ST. PAUL -- Minnesota Democrats and Republicans are at odds on how to keep the peace during any unrest that crops up during the trial of ex-Minneapolis Police officer Derek Chauvin in March -- and so they are negotiating behind closed doors.

According to several legislative spokespeople, leaders planned to discuss a plan on the evening of Monday, Feb. 8. Spokespeople could not offer details on what negotiations were on the table, or specifically what lawmakers would be in attendance.

The meeting -- away from the eyes of the public and news media, unlike regular legislative hearings -- comes after a week of public brawling over Democrats’ and Republicans' respective proposals. Democratic Gov. Tim Walz on Feb. 3 introduced his plan, a $35 million fund to go toward mutual aid costs accrued when local police departments need backup during violent civil unrest, like the Twin Cities needed last summer following the death of George Floyd.

Senate Republicans decried Walz’s plan as a “bailout” for the Twin Cities, and instead proposed that such mutual aid costs be pulled from the Cities’ local government aid, or LGA. LGA, provided to local governments by the state, is meant to go toward municipal public safety costs like local police and fire departments, among other things.

“I don’t want to give a dime to the city of Minneapolis, the city council there that wants to defund the police,” Senate Majority Leader Paul Gazelka, R-East Gull Lake, said at an event last week.

WDAY logo
listen live
watch live
Newsletter signup for email alerts

At a Monday morning House committee hearing, state Rep. Pat Garofalo, R-Farmington, signaled that there is a disconnect between Republicans in the House versus the Senate on the issue. On Senate Republicans’ proposal to pull the money from Minneapolis’s LGA, Garofalo said, “I don’t think that was responsible.”

“That (Senate plan) certainly doesn’t speak to my opinion and I don’t think it speaks to the majority of House Republicans, either,” he said.

“This is not only going to be a local event. These trials are going to be international,” he continued. “Our state has experienced enough brand damage from the events over the last year. The least we can do is make sure we have these resources in place to make sure we keep the peace.”

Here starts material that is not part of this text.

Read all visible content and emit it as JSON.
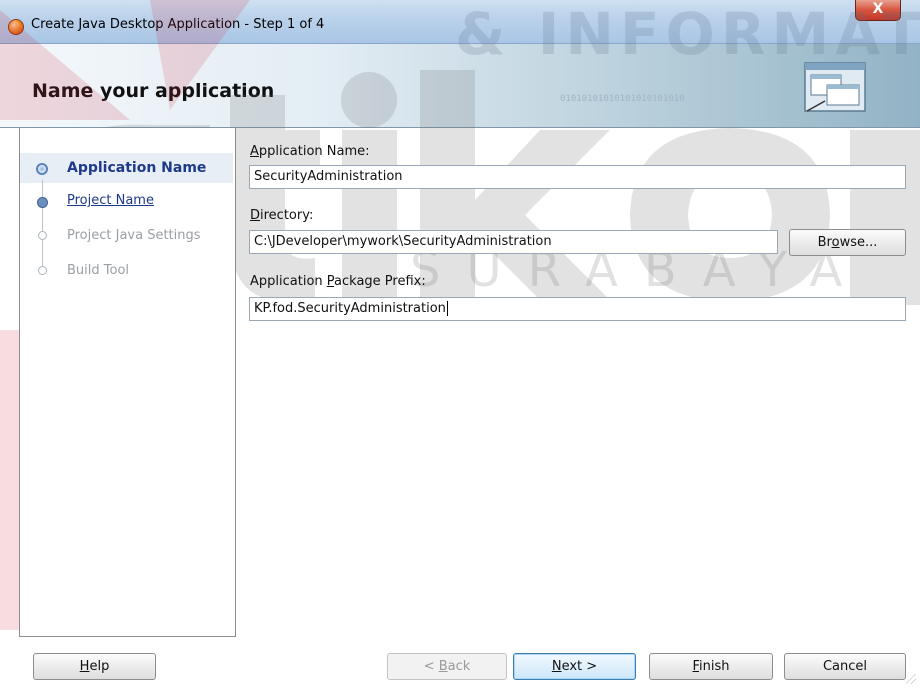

Garofalo also said during Monday morning's Ways and Means Committee hearing that "there’s some leadership conversations happening later tonight (Monday)." The committee did not take action on the bill, and instead Rep. Rena Moran, D-St. Paul, who chairs the committee, said she hoped legislators "can do a little more work offline and bring this back to the committee soon."

House Majority Leader Ryan Winkler, D-Golden Valley, has indicated that the Democratic-controlled House has the votes to pass Walz’s plan, though they still want to build a bipartisan coalition. Even if the House passes it, though, the bill needs the Republican-controlled Senate’s final stamp of approval before reaching Walz’s desk.